━━ Data for this task ━━

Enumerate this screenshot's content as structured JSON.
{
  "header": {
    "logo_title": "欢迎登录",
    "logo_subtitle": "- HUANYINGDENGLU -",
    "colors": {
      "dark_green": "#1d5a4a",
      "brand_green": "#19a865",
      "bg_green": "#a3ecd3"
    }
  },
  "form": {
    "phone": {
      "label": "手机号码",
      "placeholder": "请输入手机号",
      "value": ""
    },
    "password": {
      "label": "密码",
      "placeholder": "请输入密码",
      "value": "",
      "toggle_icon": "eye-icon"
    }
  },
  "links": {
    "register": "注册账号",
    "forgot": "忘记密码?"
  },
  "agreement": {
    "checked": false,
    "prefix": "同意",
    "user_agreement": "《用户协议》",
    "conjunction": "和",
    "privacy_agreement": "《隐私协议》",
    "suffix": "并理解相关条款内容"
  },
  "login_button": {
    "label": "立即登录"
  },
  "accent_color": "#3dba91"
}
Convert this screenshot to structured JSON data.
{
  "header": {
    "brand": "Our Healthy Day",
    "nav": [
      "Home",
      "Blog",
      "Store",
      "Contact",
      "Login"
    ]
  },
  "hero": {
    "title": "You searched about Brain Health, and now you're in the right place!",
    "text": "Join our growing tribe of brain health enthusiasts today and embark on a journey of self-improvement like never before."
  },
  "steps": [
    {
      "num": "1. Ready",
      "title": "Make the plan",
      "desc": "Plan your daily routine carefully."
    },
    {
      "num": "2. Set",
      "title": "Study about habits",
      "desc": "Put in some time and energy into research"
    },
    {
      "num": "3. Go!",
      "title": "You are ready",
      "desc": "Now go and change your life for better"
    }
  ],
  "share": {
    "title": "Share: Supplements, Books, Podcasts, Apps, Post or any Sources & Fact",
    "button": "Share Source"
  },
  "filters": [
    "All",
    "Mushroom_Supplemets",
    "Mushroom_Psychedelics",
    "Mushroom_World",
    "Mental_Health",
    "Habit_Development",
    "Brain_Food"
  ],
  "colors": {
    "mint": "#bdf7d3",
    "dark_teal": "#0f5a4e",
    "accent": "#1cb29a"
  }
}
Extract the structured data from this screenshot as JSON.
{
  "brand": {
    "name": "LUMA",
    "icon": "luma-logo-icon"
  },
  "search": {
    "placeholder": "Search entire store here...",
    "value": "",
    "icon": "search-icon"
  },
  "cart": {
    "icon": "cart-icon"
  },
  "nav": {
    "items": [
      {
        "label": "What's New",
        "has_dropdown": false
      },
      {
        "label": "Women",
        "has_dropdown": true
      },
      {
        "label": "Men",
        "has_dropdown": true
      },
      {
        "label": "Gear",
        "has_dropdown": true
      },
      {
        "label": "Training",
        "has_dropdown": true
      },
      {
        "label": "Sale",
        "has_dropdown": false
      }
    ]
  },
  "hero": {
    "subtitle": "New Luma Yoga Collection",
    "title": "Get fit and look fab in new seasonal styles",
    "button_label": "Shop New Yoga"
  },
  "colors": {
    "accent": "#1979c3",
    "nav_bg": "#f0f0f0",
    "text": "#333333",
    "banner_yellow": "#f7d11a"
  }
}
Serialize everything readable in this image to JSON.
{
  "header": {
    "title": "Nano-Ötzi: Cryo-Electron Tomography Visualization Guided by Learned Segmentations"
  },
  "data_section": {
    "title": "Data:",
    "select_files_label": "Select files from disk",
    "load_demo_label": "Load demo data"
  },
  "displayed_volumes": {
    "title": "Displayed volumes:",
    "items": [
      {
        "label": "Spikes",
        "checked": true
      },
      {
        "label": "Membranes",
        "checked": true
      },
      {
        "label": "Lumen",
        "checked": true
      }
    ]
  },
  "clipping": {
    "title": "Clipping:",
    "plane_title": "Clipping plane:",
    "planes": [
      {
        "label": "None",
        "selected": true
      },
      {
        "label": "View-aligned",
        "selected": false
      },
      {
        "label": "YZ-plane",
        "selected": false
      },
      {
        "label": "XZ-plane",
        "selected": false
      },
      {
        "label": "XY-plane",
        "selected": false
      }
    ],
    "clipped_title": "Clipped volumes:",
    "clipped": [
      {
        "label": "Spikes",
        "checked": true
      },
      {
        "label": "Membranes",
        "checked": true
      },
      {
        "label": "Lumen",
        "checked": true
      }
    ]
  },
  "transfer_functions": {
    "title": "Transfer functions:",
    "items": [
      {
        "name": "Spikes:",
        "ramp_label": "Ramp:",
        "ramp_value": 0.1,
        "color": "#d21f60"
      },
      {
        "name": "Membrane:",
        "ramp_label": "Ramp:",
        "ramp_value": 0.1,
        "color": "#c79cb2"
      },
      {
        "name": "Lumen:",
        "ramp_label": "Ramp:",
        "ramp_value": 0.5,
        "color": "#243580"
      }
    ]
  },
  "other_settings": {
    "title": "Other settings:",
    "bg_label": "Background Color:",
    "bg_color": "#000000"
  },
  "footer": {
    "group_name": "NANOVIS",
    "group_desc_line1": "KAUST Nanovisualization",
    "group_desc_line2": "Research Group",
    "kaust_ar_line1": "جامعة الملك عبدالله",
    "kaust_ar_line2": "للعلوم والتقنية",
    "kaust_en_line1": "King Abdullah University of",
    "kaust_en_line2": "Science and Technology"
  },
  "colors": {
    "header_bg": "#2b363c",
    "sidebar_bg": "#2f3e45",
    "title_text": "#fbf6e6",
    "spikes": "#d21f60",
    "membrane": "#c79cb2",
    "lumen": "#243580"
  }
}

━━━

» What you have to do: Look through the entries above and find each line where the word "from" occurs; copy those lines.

» Finished task:
Extract the structured data from this screenshot as JSON.
    "select_files_label": "Select files from disk",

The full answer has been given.